Apple’s Music Memos is all about getting music ideas down — fast. You launch the app, hit record, play your guitar or piano, and your riff is safely recorded, rather than vanishing from your head the moment you see something vaguely interesting outside.
Smartly, the app provides additional toys to experiment with. There’s a tuner, and during playback, you can add automated electronic bass and drumming. The virtual instruments attempt to match tempo and energy with whatever you recorded (and with some success, although more complex inputs can confuse this feature to an amusing degree).

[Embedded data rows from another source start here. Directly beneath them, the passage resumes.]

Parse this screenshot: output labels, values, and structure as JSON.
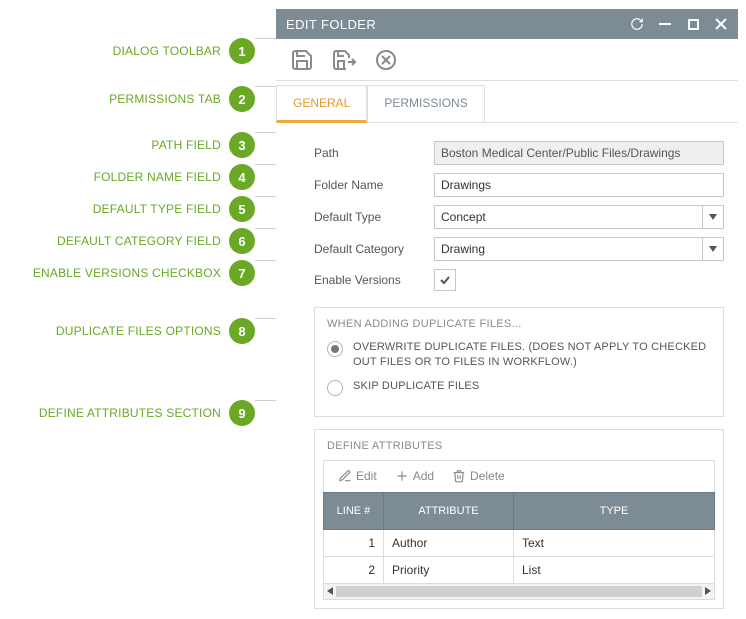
{
  "callouts": [
    {
      "label": "DIALOG TOOLBAR",
      "num": "1"
    },
    {
      "label": "PERMISSIONS TAB",
      "num": "2"
    },
    {
      "label": "PATH FIELD",
      "num": "3"
    },
    {
      "label": "FOLDER NAME FIELD",
      "num": "4"
    },
    {
      "label": "DEFAULT TYPE FIELD",
      "num": "5"
    },
    {
      "label": "DEFAULT CATEGORY FIELD",
      "num": "6"
    },
    {
      "label": "ENABLE VERSIONS CHECKBOX",
      "num": "7"
    },
    {
      "label": "DUPLICATE FILES OPTIONS",
      "num": "8"
    },
    {
      "label": "DEFINE ATTRIBUTES SECTION",
      "num": "9"
    }
  ],
  "dialog": {
    "title": "EDIT FOLDER",
    "tabs": {
      "general": "GENERAL",
      "permissions": "PERMISSIONS"
    },
    "fields": {
      "path_label": "Path",
      "path_value": "Boston Medical Center/Public Files/Drawings",
      "name_label": "Folder Name",
      "name_value": "Drawings",
      "type_label": "Default Type",
      "type_value": "Concept",
      "category_label": "Default Category",
      "category_value": "Drawing",
      "versions_label": "Enable Versions"
    },
    "dup": {
      "title": "WHEN ADDING DUPLICATE FILES...",
      "overwrite": "OVERWRITE DUPLICATE FILES. (DOES NOT APPLY TO CHECKED OUT FILES OR TO FILES IN WORKFLOW.)",
      "skip": "SKIP DUPLICATE FILES"
    },
    "attr": {
      "title": "DEFINE ATTRIBUTES",
      "edit": "Edit",
      "add": "Add",
      "delete": "Delete",
      "col_line": "LINE #",
      "col_attr": "ATTRIBUTE",
      "col_type": "TYPE",
      "rows": [
        {
          "line": "1",
          "attr": "Author",
          "type": "Text"
        },
        {
          "line": "2",
          "attr": "Priority",
          "type": "List"
        }
      ]
    }
  }
}
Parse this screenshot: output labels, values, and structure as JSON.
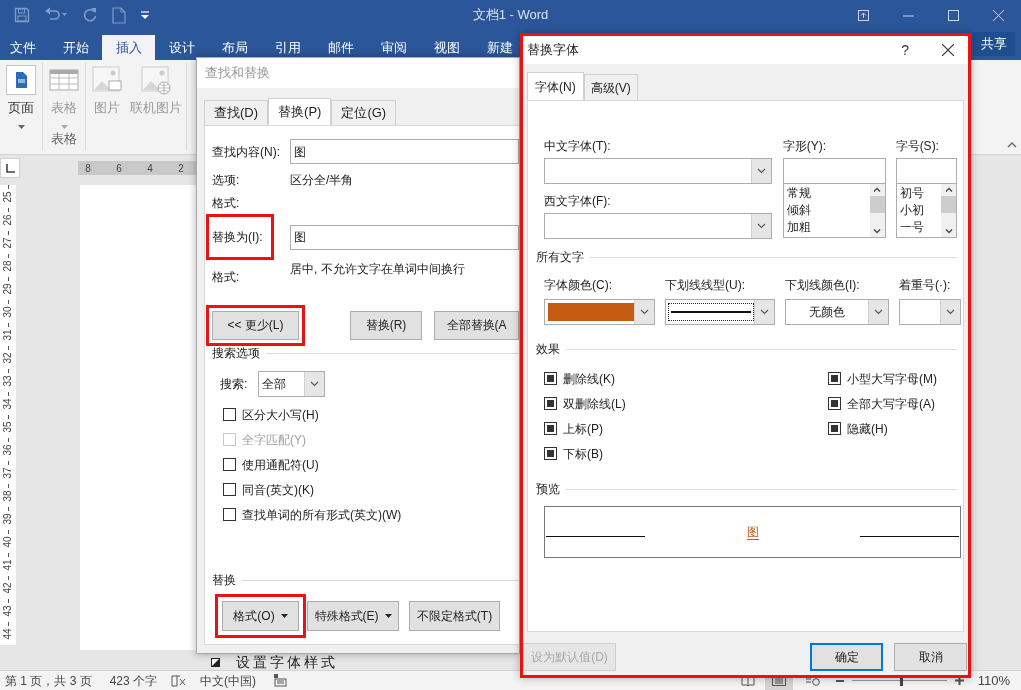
{
  "title_bar": {
    "title": "文档1 - Word"
  },
  "ribbon_tabs": [
    {
      "label": "文件",
      "selected": false
    },
    {
      "label": "开始",
      "selected": false
    },
    {
      "label": "插入",
      "selected": true
    },
    {
      "label": "设计",
      "selected": false
    },
    {
      "label": "布局",
      "selected": false
    },
    {
      "label": "引用",
      "selected": false
    },
    {
      "label": "邮件",
      "selected": false
    },
    {
      "label": "审阅",
      "selected": false
    },
    {
      "label": "视图",
      "selected": false
    },
    {
      "label": "新建",
      "selected": false
    }
  ],
  "share_button": "共享",
  "ribbon_groups": [
    {
      "buttons": [
        {
          "label": "页面",
          "kind": "pages",
          "disabled": false,
          "dropdown": true
        }
      ]
    },
    {
      "label": "表格",
      "buttons": [
        {
          "label": "表格",
          "kind": "table",
          "disabled": true,
          "dropdown": true
        }
      ]
    },
    {
      "buttons": [
        {
          "label": "图片",
          "kind": "picture",
          "disabled": true,
          "dropdown": false
        },
        {
          "label": "联机图片",
          "kind": "online-picture",
          "disabled": true,
          "dropdown": false
        }
      ]
    }
  ],
  "ruler": {
    "top_ticks": [
      "8",
      "6",
      "4",
      "2"
    ],
    "side_ticks": [
      "25",
      "26",
      "27",
      "28",
      "29",
      "30",
      "31",
      "32",
      "33",
      "34",
      "35",
      "36",
      "37",
      "38",
      "39",
      "40",
      "41",
      "42",
      "43",
      "44"
    ]
  },
  "document": {
    "list_item": "设置字体样式"
  },
  "find_replace": {
    "title": "查找和替换",
    "tabs": [
      {
        "label": "查找(D)",
        "selected": false
      },
      {
        "label": "替换(P)",
        "selected": true
      },
      {
        "label": "定位(G)",
        "selected": false
      }
    ],
    "find": {
      "label": "查找内容(N):",
      "value": "图"
    },
    "options": {
      "label": "选项:",
      "value": "区分全/半角"
    },
    "find_format": {
      "label": "格式:"
    },
    "replace": {
      "label": "替换为(I):",
      "value": "图",
      "highlighted": true
    },
    "replace_format": {
      "label": "格式:",
      "value": "居中, 不允许文字在单词中间换行"
    },
    "buttons": [
      {
        "label": "<< 更少(L)",
        "highlighted": true
      },
      {
        "label": "替换(R)",
        "highlighted": false
      },
      {
        "label": "全部替换(A",
        "highlighted": false
      }
    ],
    "search_options": {
      "title": "搜索选项",
      "search_label": "搜索:",
      "search_value": "全部",
      "checkboxes": [
        {
          "label": "区分大小写(H)",
          "checked": false,
          "disabled": false
        },
        {
          "label": "全字匹配(Y)",
          "checked": false,
          "disabled": true
        },
        {
          "label": "使用通配符(U)",
          "checked": false,
          "disabled": false
        },
        {
          "label": "同音(英文)(K)",
          "checked": false,
          "disabled": false
        },
        {
          "label": "查找单词的所有形式(英文)(W)",
          "checked": false,
          "disabled": false
        }
      ]
    },
    "replace_section": {
      "title": "替换",
      "buttons": [
        {
          "label": "格式(O)",
          "dropdown": true,
          "highlighted": true
        },
        {
          "label": "特殊格式(E)",
          "dropdown": true,
          "highlighted": false
        },
        {
          "label": "不限定格式(T)",
          "dropdown": false,
          "highlighted": false
        }
      ]
    }
  },
  "replace_font": {
    "title": "替换字体",
    "help": "?",
    "highlighted": true,
    "tabs": [
      {
        "label": "字体(N)",
        "selected": true
      },
      {
        "label": "高级(V)",
        "selected": false
      }
    ],
    "chinese_font": {
      "label": "中文字体(T):"
    },
    "western_font": {
      "label": "西文字体(F):"
    },
    "style": {
      "label": "字形(Y):",
      "options": [
        "常规",
        "倾斜",
        "加粗"
      ]
    },
    "size": {
      "label": "字号(S):",
      "options": [
        "初号",
        "小初",
        "一号"
      ]
    },
    "all_text": {
      "title": "所有文字",
      "font_color": {
        "label": "字体颜色(C):",
        "color": "#c55a11"
      },
      "underline_style": {
        "label": "下划线线型(U):"
      },
      "underline_color": {
        "label": "下划线颜色(I):",
        "value": "无颜色"
      },
      "emphasis_mark": {
        "label": "着重号(·):"
      }
    },
    "effects": {
      "title": "效果",
      "items": [
        {
          "label": "删除线(K)",
          "indeterminate": true
        },
        {
          "label": "小型大写字母(M)",
          "indeterminate": true
        },
        {
          "label": "双删除线(L)",
          "indeterminate": true
        },
        {
          "label": "全部大写字母(A)",
          "indeterminate": true
        },
        {
          "label": "上标(P)",
          "indeterminate": true
        },
        {
          "label": "隐藏(H)",
          "indeterminate": true
        },
        {
          "label": "下标(B)",
          "indeterminate": true
        }
      ]
    },
    "preview": {
      "title": "预览",
      "text": "图"
    },
    "buttons": [
      {
        "label": "设为默认值(D)",
        "disabled": true,
        "default": false
      },
      {
        "label": "确定",
        "disabled": false,
        "default": true
      },
      {
        "label": "取消",
        "disabled": false,
        "default": false
      }
    ]
  },
  "status_bar": {
    "page": "第 1 页，共 3 页",
    "words": "423 个字",
    "language": "中文(中国)",
    "zoom": "110%",
    "zoom_slider": {
      "level": 0.52
    }
  }
}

Music Memos also tries to transcribe the chords being played; its accuracy is questionable beyond the basics, but not bad as a trigger when you later want to learn how to play your own spark of inspiration.
Usefully, you can fling recordings at GarageBand and Logic (bass and drums going along for the ride as separate tracks).
Less usefully, you can sing into the app, and still add bass, drums and chord transcription, for some kind of madcap tech-based cacophony of awfulness that we felt entirely compelled to try in the name of a thorough review. Expect our effort to (not) trouble the charts shortly.
You’ve got to hand it to NASA: in naming its app ‘NASA App’, you’re well prepared for a product bereft of elegance, and so it proves to be. This is a clunky app, with ugly graphic design, and that’s heavily reliant on you being online to download its content.
Oh, but what content! It’s the wealth of eye-popping imagery and exhaustive commentary that will keep anyone with an interest in space glued to their iPhone, devouring items by the dozen. The ‘Images’ section is particularly lovely, with a huge range of photos.
There are pictures of star clusters that look unreal, moody shots of planets and moons, and snaps of engineers doing clever things. These can all be rated, run as a slideshow, shared, or saved locally.
Elsewhere, you get a ton of informative and educational videos, guides to missions, news, and, slightly weirdly, access to NASA’s Twitter feed. And if you fancy turning your brain off for a bit, there’s a live feed from the ISS, the blue marble that is Earth slowly rolling underneath.